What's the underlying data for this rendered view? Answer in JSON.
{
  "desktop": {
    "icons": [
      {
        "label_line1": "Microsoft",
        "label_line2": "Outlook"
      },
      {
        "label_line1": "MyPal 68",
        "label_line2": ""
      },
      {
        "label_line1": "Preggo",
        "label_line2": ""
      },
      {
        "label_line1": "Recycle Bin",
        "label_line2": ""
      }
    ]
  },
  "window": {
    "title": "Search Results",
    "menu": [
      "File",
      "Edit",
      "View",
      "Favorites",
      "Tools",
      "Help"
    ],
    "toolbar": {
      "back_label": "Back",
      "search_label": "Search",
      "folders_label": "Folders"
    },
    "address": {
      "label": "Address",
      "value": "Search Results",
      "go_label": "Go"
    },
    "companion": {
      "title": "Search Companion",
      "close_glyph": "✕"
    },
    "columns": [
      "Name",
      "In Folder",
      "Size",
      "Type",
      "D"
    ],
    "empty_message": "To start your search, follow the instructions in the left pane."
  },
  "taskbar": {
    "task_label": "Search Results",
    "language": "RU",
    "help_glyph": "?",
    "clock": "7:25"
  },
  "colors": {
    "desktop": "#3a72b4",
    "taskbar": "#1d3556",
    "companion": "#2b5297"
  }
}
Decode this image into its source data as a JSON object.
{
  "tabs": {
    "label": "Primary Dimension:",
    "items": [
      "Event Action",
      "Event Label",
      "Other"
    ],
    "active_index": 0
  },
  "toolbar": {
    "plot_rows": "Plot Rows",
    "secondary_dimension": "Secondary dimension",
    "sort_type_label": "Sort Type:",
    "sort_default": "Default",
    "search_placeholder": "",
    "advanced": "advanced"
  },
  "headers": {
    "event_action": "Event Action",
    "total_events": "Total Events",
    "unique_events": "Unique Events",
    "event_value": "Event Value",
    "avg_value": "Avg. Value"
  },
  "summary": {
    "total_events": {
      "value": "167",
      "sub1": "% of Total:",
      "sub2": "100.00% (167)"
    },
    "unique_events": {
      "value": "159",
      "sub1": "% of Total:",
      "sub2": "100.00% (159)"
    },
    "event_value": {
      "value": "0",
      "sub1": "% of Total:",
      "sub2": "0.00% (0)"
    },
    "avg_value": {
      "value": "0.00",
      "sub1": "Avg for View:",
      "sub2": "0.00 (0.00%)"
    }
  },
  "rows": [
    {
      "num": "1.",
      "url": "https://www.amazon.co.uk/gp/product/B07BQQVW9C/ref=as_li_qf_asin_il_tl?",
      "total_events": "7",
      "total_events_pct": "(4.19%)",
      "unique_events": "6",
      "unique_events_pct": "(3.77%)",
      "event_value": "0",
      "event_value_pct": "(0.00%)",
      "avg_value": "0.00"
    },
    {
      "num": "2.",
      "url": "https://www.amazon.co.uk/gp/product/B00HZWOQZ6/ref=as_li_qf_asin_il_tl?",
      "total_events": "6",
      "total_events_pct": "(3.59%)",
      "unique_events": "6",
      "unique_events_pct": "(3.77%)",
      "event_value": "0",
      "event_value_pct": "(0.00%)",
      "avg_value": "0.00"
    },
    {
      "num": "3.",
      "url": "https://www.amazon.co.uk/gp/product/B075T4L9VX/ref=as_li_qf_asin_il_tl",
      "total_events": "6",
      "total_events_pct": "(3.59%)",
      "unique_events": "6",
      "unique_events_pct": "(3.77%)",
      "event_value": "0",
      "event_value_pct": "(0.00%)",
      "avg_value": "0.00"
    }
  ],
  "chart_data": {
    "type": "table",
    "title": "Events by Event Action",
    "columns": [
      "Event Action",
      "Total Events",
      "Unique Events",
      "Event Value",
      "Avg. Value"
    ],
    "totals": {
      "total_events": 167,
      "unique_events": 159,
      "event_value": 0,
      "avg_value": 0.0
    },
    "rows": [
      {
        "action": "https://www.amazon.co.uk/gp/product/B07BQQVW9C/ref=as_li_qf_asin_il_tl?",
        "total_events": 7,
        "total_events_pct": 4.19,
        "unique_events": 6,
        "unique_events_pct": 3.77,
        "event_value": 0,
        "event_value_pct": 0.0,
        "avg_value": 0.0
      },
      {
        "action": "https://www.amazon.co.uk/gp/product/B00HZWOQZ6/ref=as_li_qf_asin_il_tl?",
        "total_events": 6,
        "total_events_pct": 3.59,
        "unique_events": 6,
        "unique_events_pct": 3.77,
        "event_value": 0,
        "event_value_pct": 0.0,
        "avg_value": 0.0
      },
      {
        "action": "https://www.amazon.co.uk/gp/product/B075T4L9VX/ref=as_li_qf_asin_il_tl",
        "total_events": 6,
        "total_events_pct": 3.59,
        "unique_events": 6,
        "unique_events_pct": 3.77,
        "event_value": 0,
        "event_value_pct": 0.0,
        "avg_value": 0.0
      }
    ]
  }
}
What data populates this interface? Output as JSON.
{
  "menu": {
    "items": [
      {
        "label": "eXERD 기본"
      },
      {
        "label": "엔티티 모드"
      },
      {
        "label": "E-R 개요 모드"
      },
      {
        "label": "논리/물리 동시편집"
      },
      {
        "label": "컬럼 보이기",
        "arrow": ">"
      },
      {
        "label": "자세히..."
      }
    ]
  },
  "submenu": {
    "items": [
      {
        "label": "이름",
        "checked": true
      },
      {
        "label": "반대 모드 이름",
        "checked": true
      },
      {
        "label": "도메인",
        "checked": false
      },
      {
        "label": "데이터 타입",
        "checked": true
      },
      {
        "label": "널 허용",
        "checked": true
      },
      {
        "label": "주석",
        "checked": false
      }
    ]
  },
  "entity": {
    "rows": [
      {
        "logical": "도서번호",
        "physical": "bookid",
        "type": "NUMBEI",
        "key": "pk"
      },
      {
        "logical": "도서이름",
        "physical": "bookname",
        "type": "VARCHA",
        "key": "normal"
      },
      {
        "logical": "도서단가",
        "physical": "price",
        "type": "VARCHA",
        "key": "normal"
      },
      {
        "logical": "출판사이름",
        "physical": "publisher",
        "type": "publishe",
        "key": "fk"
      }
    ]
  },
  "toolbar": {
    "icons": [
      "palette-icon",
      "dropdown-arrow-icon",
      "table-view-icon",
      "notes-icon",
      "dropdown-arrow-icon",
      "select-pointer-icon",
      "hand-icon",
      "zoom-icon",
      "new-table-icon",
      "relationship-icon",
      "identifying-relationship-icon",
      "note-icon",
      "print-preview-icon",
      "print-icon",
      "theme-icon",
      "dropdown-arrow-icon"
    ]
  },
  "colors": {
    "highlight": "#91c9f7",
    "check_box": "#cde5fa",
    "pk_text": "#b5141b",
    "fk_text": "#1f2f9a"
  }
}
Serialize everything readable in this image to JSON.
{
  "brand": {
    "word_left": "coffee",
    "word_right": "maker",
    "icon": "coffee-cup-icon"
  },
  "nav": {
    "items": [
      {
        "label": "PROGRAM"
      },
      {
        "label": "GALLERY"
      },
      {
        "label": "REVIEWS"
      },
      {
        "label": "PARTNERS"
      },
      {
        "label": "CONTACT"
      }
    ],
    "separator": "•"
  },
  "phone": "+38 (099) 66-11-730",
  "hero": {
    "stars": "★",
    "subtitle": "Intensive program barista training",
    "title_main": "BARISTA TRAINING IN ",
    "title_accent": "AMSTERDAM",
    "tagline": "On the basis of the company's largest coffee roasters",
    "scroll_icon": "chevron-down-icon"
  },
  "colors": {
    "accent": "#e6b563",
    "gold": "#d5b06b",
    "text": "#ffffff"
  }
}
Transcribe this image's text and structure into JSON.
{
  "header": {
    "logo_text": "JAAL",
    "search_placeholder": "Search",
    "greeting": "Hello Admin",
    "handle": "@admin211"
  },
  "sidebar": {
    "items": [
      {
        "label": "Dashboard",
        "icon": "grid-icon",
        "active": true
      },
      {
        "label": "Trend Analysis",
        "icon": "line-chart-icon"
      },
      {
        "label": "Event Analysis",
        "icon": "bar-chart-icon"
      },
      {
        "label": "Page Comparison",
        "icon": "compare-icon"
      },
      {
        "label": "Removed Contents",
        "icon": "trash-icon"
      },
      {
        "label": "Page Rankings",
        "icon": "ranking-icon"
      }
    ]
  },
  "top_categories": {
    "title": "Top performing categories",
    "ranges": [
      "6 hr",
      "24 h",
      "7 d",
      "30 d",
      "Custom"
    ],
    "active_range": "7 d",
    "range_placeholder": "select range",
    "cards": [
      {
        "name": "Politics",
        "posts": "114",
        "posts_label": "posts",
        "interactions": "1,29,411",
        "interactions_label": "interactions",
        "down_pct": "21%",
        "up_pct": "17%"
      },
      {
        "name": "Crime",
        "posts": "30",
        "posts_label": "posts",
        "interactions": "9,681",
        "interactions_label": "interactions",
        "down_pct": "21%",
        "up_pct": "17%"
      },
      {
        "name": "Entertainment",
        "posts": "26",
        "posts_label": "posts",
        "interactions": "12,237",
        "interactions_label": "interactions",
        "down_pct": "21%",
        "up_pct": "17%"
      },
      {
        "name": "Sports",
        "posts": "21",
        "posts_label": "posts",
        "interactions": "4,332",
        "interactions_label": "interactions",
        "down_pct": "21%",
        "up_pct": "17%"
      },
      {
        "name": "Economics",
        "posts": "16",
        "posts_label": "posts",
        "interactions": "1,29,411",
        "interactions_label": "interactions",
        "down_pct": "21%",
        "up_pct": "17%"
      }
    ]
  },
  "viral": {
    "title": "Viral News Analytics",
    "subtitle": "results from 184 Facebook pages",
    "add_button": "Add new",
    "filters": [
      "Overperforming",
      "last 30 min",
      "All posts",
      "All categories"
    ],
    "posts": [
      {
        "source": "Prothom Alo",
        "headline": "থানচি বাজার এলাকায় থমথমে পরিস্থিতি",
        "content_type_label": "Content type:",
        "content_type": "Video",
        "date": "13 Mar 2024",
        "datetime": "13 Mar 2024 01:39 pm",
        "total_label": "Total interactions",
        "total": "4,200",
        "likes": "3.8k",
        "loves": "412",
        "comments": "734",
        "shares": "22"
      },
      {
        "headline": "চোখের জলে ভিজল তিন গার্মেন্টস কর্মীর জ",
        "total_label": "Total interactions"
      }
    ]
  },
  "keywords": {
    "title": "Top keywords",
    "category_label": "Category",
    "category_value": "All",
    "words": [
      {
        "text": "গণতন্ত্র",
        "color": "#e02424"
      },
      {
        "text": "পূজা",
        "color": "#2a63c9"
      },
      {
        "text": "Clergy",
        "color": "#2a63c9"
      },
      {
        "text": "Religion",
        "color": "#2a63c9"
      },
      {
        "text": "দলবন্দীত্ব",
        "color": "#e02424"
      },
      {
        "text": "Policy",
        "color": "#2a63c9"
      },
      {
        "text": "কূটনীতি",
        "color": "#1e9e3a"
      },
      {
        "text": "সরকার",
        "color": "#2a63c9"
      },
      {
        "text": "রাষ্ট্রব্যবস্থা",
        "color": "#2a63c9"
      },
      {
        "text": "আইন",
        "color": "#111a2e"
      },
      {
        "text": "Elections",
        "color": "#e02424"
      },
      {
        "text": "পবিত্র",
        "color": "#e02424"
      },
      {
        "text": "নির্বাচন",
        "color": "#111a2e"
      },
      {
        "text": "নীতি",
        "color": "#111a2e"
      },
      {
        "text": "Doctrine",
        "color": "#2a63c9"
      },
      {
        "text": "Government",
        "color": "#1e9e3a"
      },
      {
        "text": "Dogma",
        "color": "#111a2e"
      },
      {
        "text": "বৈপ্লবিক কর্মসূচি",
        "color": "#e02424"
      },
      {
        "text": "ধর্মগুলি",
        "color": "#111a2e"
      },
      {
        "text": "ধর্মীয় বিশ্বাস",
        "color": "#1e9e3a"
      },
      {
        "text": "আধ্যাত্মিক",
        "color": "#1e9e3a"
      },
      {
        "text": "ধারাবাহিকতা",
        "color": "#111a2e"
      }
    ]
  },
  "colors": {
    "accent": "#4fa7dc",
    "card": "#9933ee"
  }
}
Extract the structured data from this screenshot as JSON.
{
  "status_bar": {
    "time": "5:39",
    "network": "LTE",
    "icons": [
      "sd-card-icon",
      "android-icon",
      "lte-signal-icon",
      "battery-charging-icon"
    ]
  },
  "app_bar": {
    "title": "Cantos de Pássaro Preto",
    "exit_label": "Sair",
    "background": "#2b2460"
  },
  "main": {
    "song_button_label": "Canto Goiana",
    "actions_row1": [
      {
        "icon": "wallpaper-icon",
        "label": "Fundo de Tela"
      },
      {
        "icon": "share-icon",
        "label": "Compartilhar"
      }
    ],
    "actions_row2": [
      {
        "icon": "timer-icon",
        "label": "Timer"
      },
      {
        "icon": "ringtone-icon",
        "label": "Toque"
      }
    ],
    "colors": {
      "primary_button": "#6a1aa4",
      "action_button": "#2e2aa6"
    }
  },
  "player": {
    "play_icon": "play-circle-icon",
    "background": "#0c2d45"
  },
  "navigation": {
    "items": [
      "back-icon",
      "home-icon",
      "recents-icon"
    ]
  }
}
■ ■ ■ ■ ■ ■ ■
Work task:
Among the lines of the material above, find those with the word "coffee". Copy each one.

Solution below:
    "word_left": "coffee",
    "icon": "coffee-cup-icon"
    "tagline": "On the basis of the company's largest coffee roasters",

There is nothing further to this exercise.